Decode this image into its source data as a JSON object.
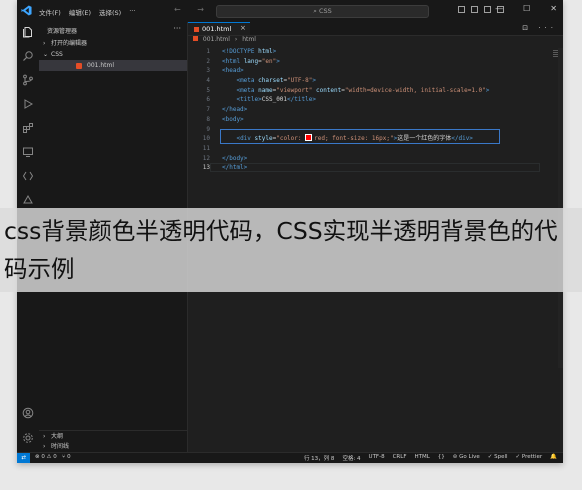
{
  "titlebar": {
    "menu": [
      "文件(F)",
      "编辑(E)",
      "选择(S)",
      "···"
    ],
    "nav_arrows": "← →",
    "search_text": "⌕ CSS",
    "window_controls": [
      "—",
      "☐",
      "✕"
    ]
  },
  "activity_bar": {
    "items": [
      "explorer-icon",
      "search-icon",
      "source-control-icon",
      "run-debug-icon",
      "extensions-icon",
      "remote-explorer-icon",
      "testing-icon",
      "live-share-icon"
    ],
    "bottom_items": [
      "account-icon",
      "manage-gear-icon"
    ]
  },
  "sidebar": {
    "header": "资源管理器",
    "more": "···",
    "open_editors": "打开的编辑器",
    "folder": "CSS",
    "file": "001.html",
    "outline": "大纲",
    "timeline": "时间线"
  },
  "editor": {
    "tab_label": "001.html",
    "tab_close": "×",
    "tab_actions": "⊡ ···",
    "breadcrumb": [
      "001.html",
      "›",
      "html"
    ],
    "lines": [
      {
        "n": "1",
        "html": "<span class='tag'>&lt;!DOCTYPE</span> <span class='attr'>html</span><span class='tag'>&gt;</span>"
      },
      {
        "n": "2",
        "html": "<span class='tag'>&lt;html</span> <span class='attr'>lang</span>=<span class='str'>\"en\"</span><span class='tag'>&gt;</span>"
      },
      {
        "n": "3",
        "html": "<span class='tag'>&lt;head&gt;</span>"
      },
      {
        "n": "4",
        "html": "    <span class='tag'>&lt;meta</span> <span class='attr'>charset</span>=<span class='str'>\"UTF-8\"</span><span class='tag'>&gt;</span>"
      },
      {
        "n": "5",
        "html": "    <span class='tag'>&lt;meta</span> <span class='attr'>name</span>=<span class='str'>\"viewport\"</span> <span class='attr'>content</span>=<span class='str'>\"width=device-width, initial-scale=1.0\"</span><span class='tag'>&gt;</span>"
      },
      {
        "n": "6",
        "html": "    <span class='tag'>&lt;title&gt;</span><span class='txt'>CSS_001</span><span class='tag'>&lt;/title&gt;</span>"
      },
      {
        "n": "7",
        "html": "<span class='tag'>&lt;/head&gt;</span>"
      },
      {
        "n": "8",
        "html": "<span class='tag'>&lt;body&gt;</span>"
      },
      {
        "n": "9",
        "html": ""
      },
      {
        "n": "10",
        "html": "    <span class='tag'>&lt;div</span> <span class='attr'>style</span>=<span class='str'>\"color: <span class='swatch'></span>red; font-size: 16px;\"</span><span class='tag'>&gt;</span><span class='txt'>这是一个红色的字体</span><span class='tag'>&lt;/div&gt;</span>"
      },
      {
        "n": "11",
        "html": ""
      },
      {
        "n": "12",
        "html": "<span class='tag'>&lt;/body&gt;</span>"
      },
      {
        "n": "13",
        "html": "<span class='tag'>&lt;/html&gt;</span>"
      }
    ]
  },
  "statusbar": {
    "remote": "⇄",
    "problems": "⊗ 0 ⚠ 0",
    "ports": "⑂ 0",
    "position": "行 13，列 8",
    "spaces": "空格: 4",
    "encoding": "UTF-8",
    "eol": "CRLF",
    "language": "HTML",
    "braces": "{}",
    "golive": "⊚ Go Live",
    "spell": "✓ Spell",
    "prettier": "✓ Prettier",
    "bell": "🔔"
  },
  "caption": "css背景颜色半透明代码，CSS实现半透明背景色的代码示例",
  "colors": {
    "accent": "#0078d4",
    "background": "#1f1f1f",
    "sidebar": "#181818"
  }
}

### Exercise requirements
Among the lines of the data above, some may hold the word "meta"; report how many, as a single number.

### Solution
2